The book started with the flashing light from the bomb dropped on Hiroshima on August 6, 1945. The book told the stories of the six survivors, what they are doing before the bomb fell, and where they are at the exact time the bomb went off. The first was Miss Toshiko Sasaki, a clerk. The second was Dr. Masakazu Fujii, a doctor who owns a private hospital. Third, Mrs. Hatsuyo Nakamura, a mother of three. Forth, Father Wilhelm Kleinsorge, a German priest. Fifth, Dr. Terufumi Sasaki, a young doctor. And the sixth, was Reverend Kiyoshi Tanimoto, a pastor.
Hersey vividly wrote about the devastation on the ground after US bomber dropped the world first atomic bomb. The clueless population beneath that immediately dead and slowly died. The burnt suffered by many of the resident, and how the survivors experience radiation sickness starting with vomiting and hair loss. After the war was over, Hersey described how the occupying force trying to conceal the information about the atomic bomb, despite the advancement of knowledge of the Japanese physicist.
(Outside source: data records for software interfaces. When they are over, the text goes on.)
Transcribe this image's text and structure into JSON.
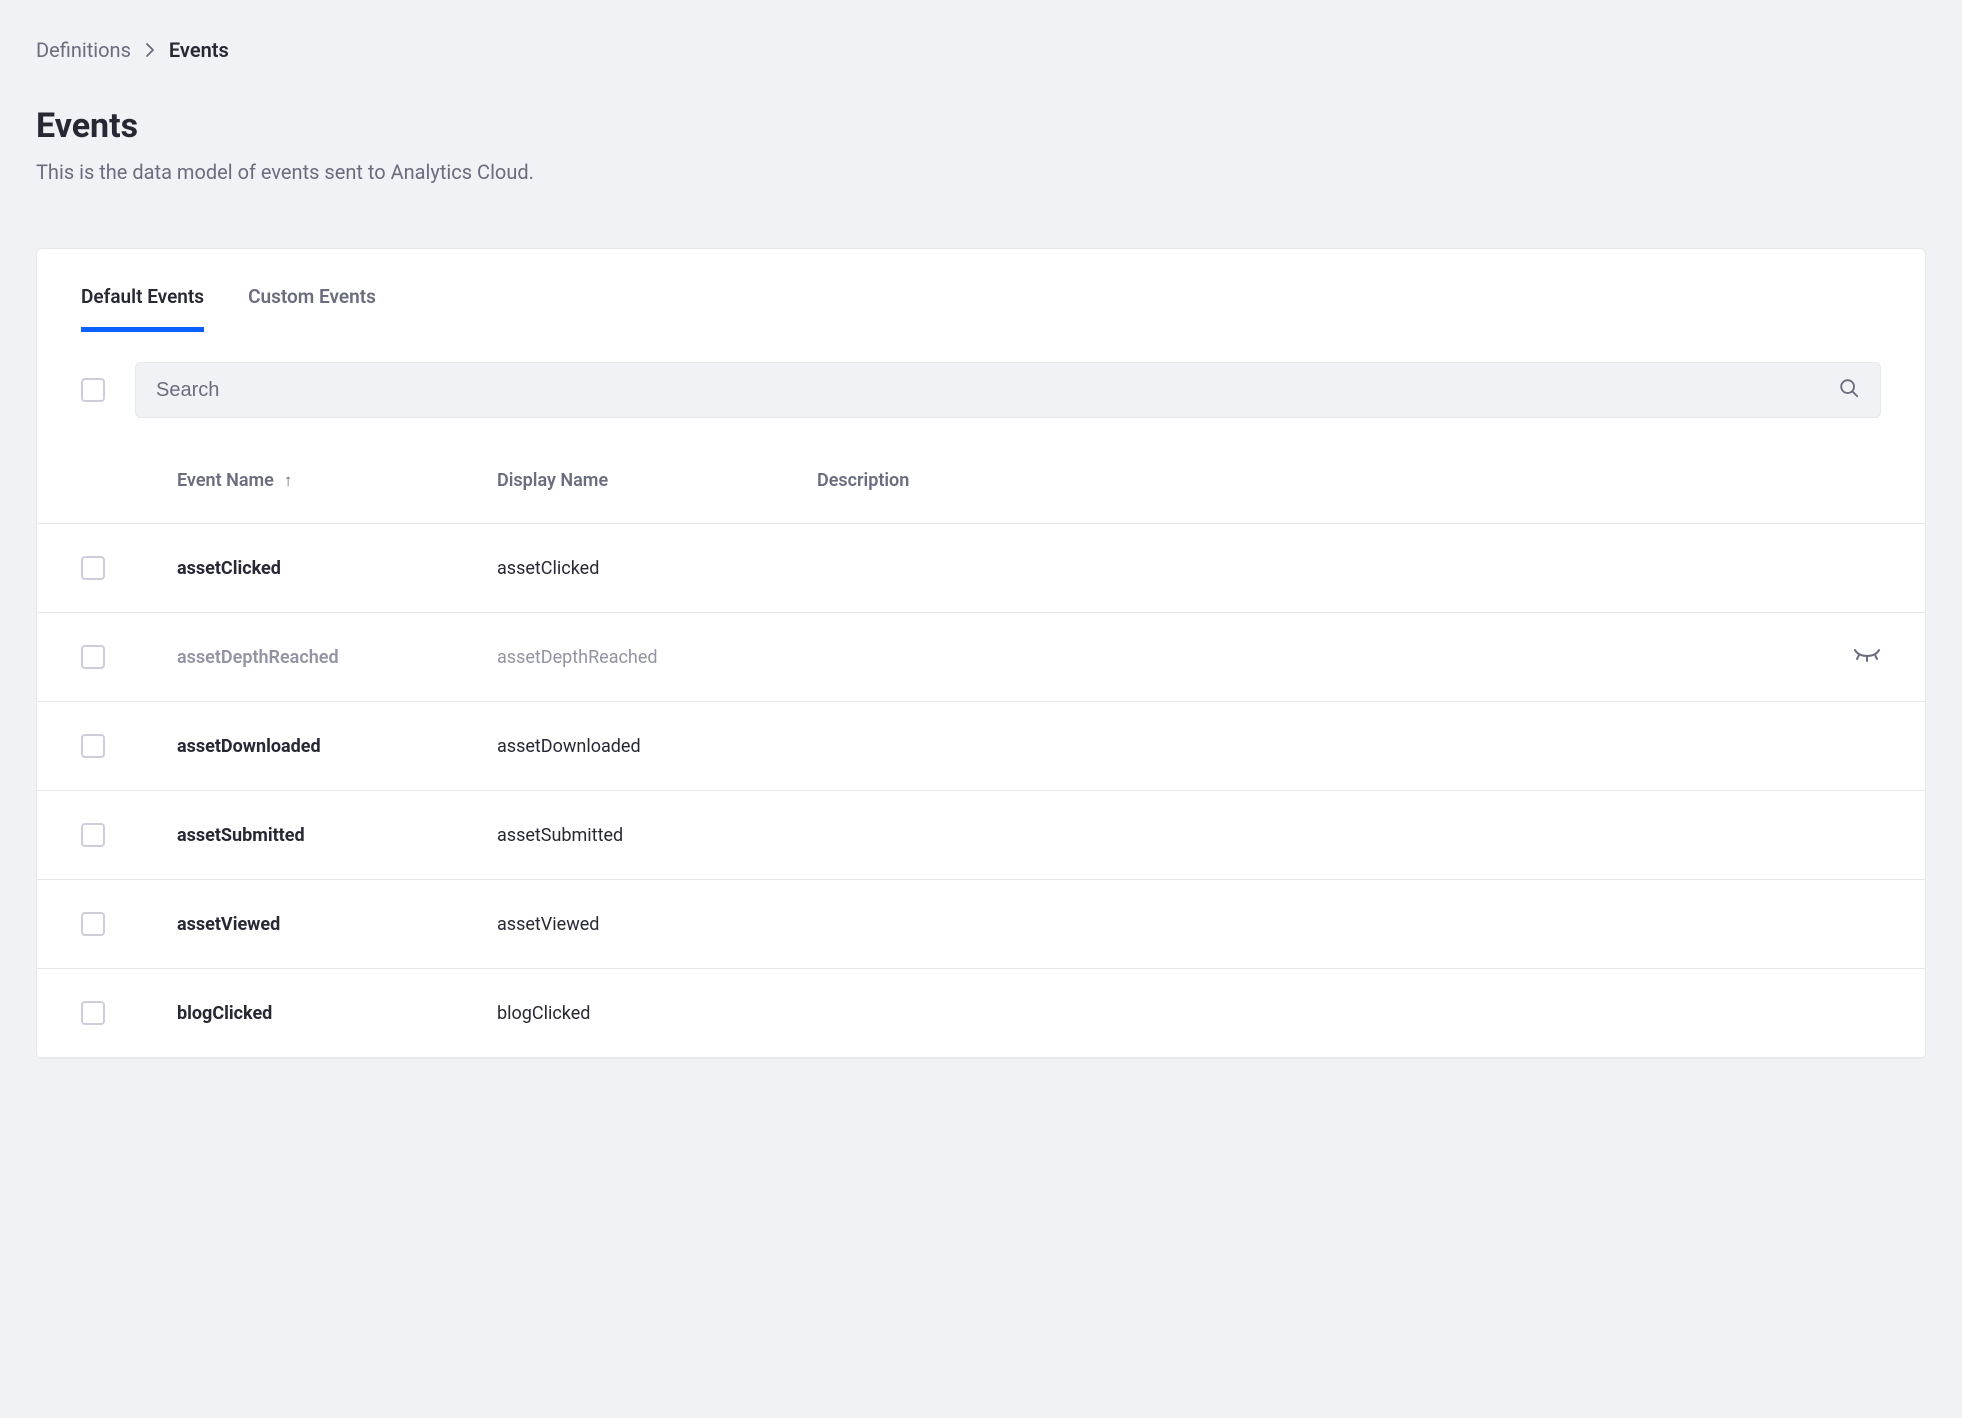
{
  "breadcrumb": {
    "parent": "Definitions",
    "current": "Events"
  },
  "header": {
    "title": "Events",
    "subtitle": "This is the data model of events sent to Analytics Cloud."
  },
  "tabs": {
    "default": "Default Events",
    "custom": "Custom Events"
  },
  "search": {
    "placeholder": "Search"
  },
  "table": {
    "columns": {
      "event_name": "Event Name",
      "display_name": "Display Name",
      "description": "Description"
    },
    "rows": [
      {
        "event_name": "assetClicked",
        "display_name": "assetClicked",
        "description": "",
        "hidden": false
      },
      {
        "event_name": "assetDepthReached",
        "display_name": "assetDepthReached",
        "description": "",
        "hidden": true
      },
      {
        "event_name": "assetDownloaded",
        "display_name": "assetDownloaded",
        "description": "",
        "hidden": false
      },
      {
        "event_name": "assetSubmitted",
        "display_name": "assetSubmitted",
        "description": "",
        "hidden": false
      },
      {
        "event_name": "assetViewed",
        "display_name": "assetViewed",
        "description": "",
        "hidden": false
      },
      {
        "event_name": "blogClicked",
        "display_name": "blogClicked",
        "description": "",
        "hidden": false
      }
    ]
  }
}
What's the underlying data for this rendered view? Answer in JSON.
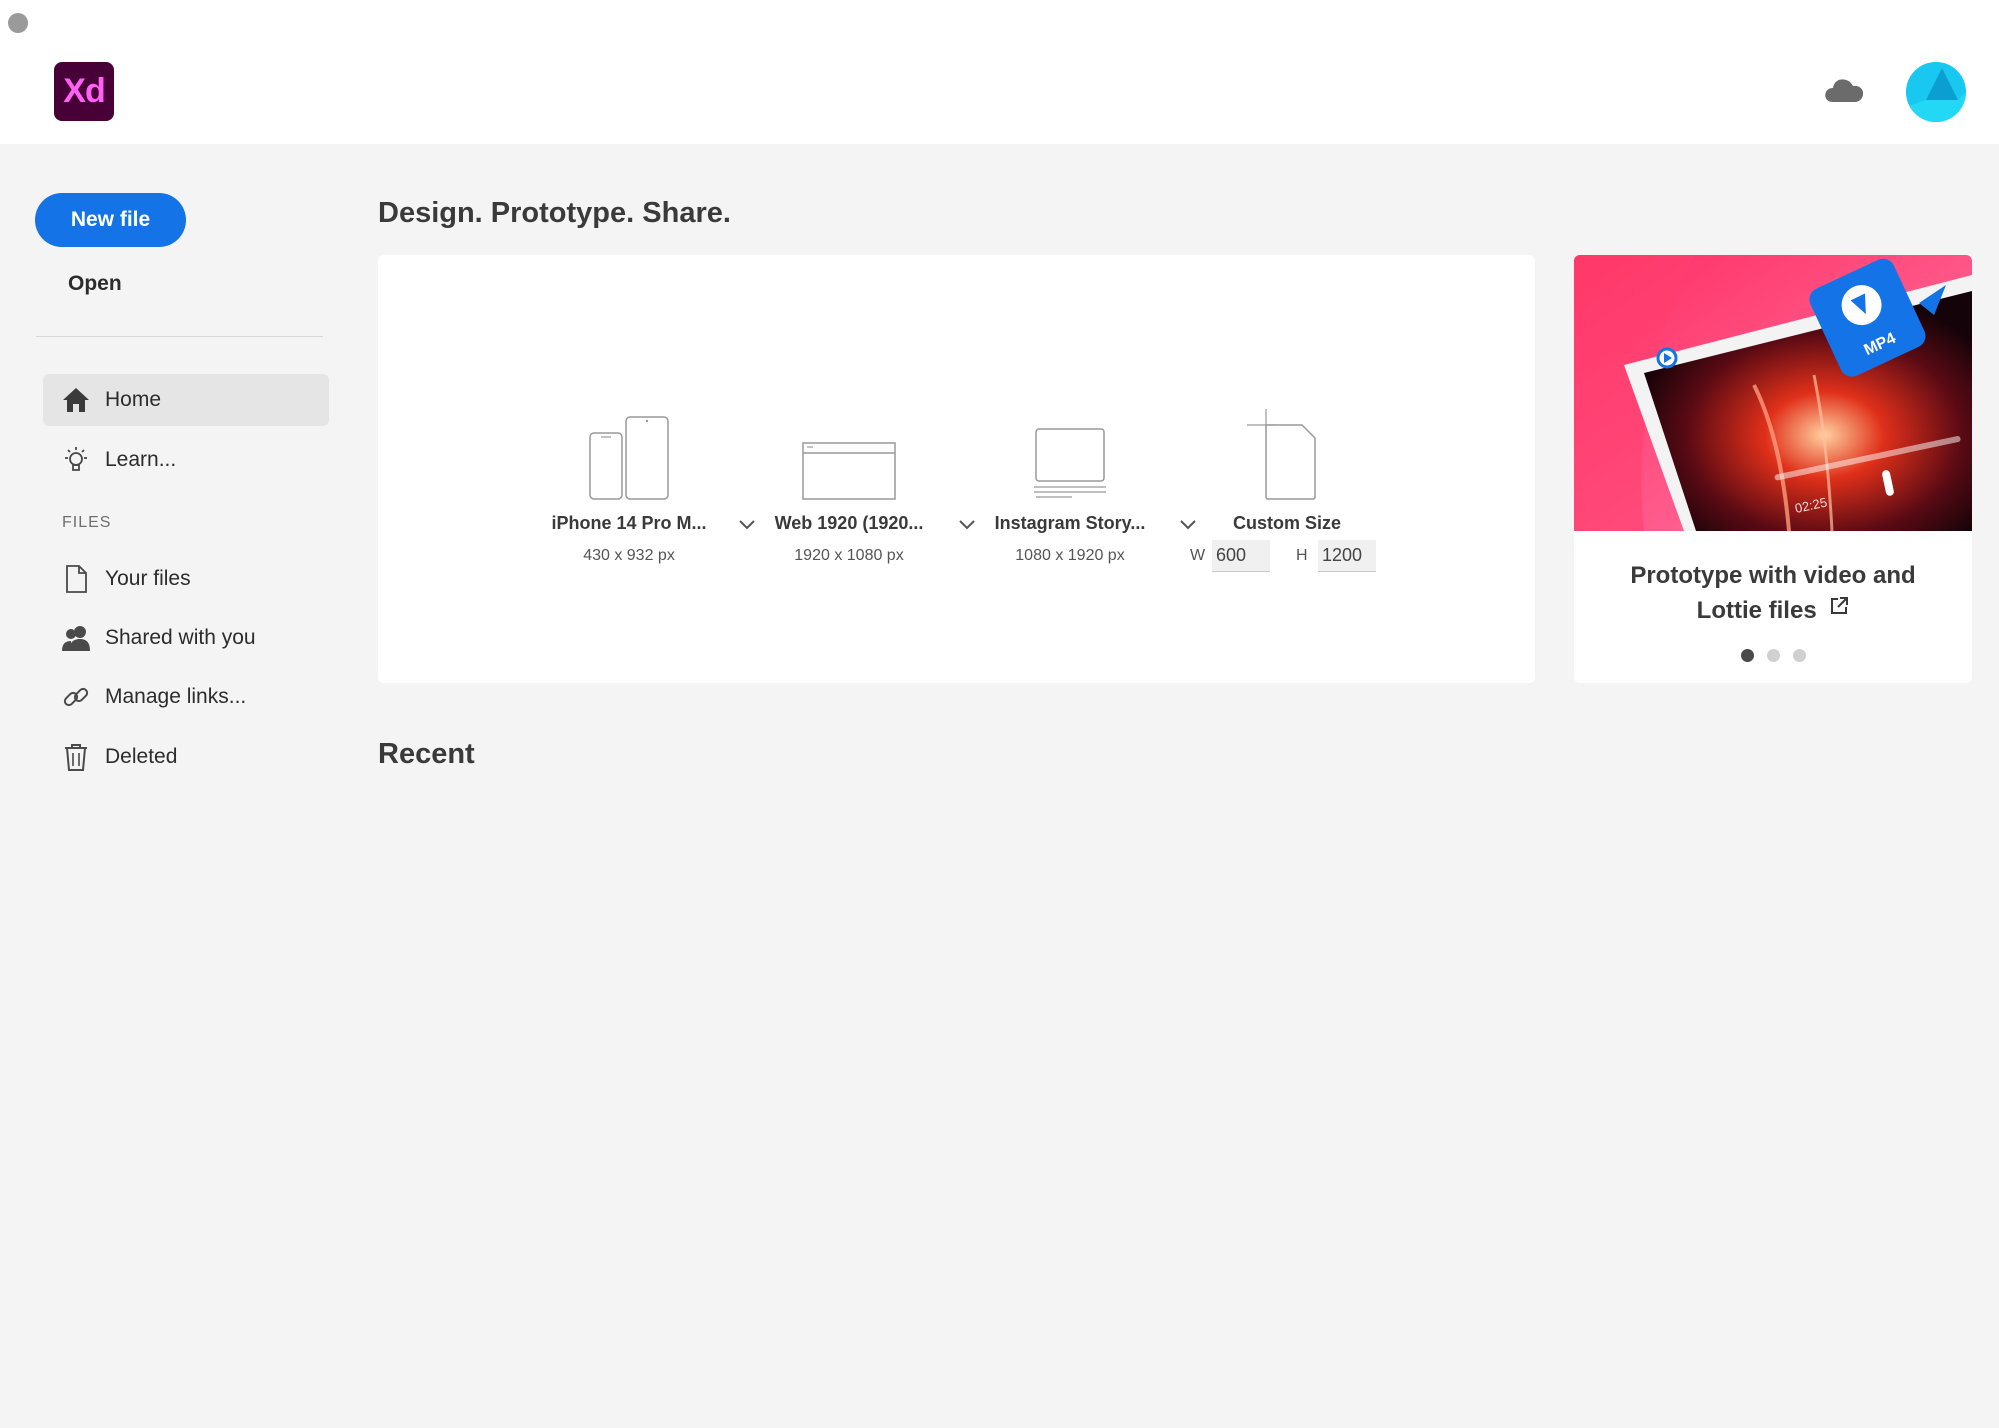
{
  "app": {
    "logo_text": "Xd",
    "cloud_icon": "cloud-icon",
    "avatar_icon": "user-avatar"
  },
  "sidebar": {
    "new_file_label": "New file",
    "open_label": "Open",
    "nav": [
      {
        "label": "Home",
        "icon": "home-icon",
        "active": true
      },
      {
        "label": "Learn...",
        "icon": "lightbulb-icon",
        "active": false
      }
    ],
    "files_heading": "FILES",
    "files": [
      {
        "label": "Your files",
        "icon": "document-icon"
      },
      {
        "label": "Shared with you",
        "icon": "users-icon"
      },
      {
        "label": "Manage links...",
        "icon": "link-icon"
      },
      {
        "label": "Deleted",
        "icon": "trash-icon"
      }
    ]
  },
  "main": {
    "headline": "Design. Prototype. Share.",
    "presets": [
      {
        "label": "iPhone 14 Pro M...",
        "dims": "430 x 932 px",
        "icon": "phone-tablet-icon"
      },
      {
        "label": "Web 1920 (1920...",
        "dims": "1920 x 1080 px",
        "icon": "browser-window-icon"
      },
      {
        "label": "Instagram Story...",
        "dims": "1080 x 1920 px",
        "icon": "monitor-icon"
      },
      {
        "label": "Custom Size",
        "icon": "custom-page-icon"
      }
    ],
    "custom": {
      "w_label": "W",
      "w_value": "600",
      "h_label": "H",
      "h_value": "1200"
    },
    "promo": {
      "title_line1": "Prototype with video and",
      "title_line2": "Lottie files",
      "badge_text": "MP4",
      "time_text": "02:25",
      "dots_count": 3,
      "active_dot": 0
    },
    "recent_heading": "Recent"
  },
  "colors": {
    "accent": "#1473e6",
    "logo_bg": "#470137",
    "logo_fg": "#ff61f6",
    "page_bg": "#f4f4f4"
  }
}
The survivors of the atomic bomb were called “hibakusha” literally means ‘explosion-affected person’. Many of the hibakushas did not hold any agitation on the use of the nuclear bomb. It is widely accepted as unavoidable consequences of war. Many of them influenced by Buddhism which believed resignation leads to clear vision and a feeling of powerlessness against state authority. Over time, in the aftermath, they received Health Book which gave them free medical care. They also received monthly allowances from the state.
Hersey also wrote about reflection that Miss Sasaki had, she felt that too much focus was given to hibakusha (even though she was a hibakusha herself), whilst the root cause of the problem has not been addressed, which is the evil of war. The war that forced young American and Japanese to kill each other in a war that they did not understand. She later devoted her life to become a nun. Many hibakushas sustained Keloid scars after the bombing. Some left with an ugly face. Pastor Tanimoto later toured America to collect fund to build back his church and sponsored some girls a plastic surgery. Some were successful, but there are also some which ended with death.
The book overall was light and easy to understand. It gave a human detail behind the worlds first atomic military experiment. Hersey tells stories on how a normal human being later become a record in human history. A normal human being turned into hibakusha, and how their lives played out in the end. A collection of a human price that been paid for unnecessary war.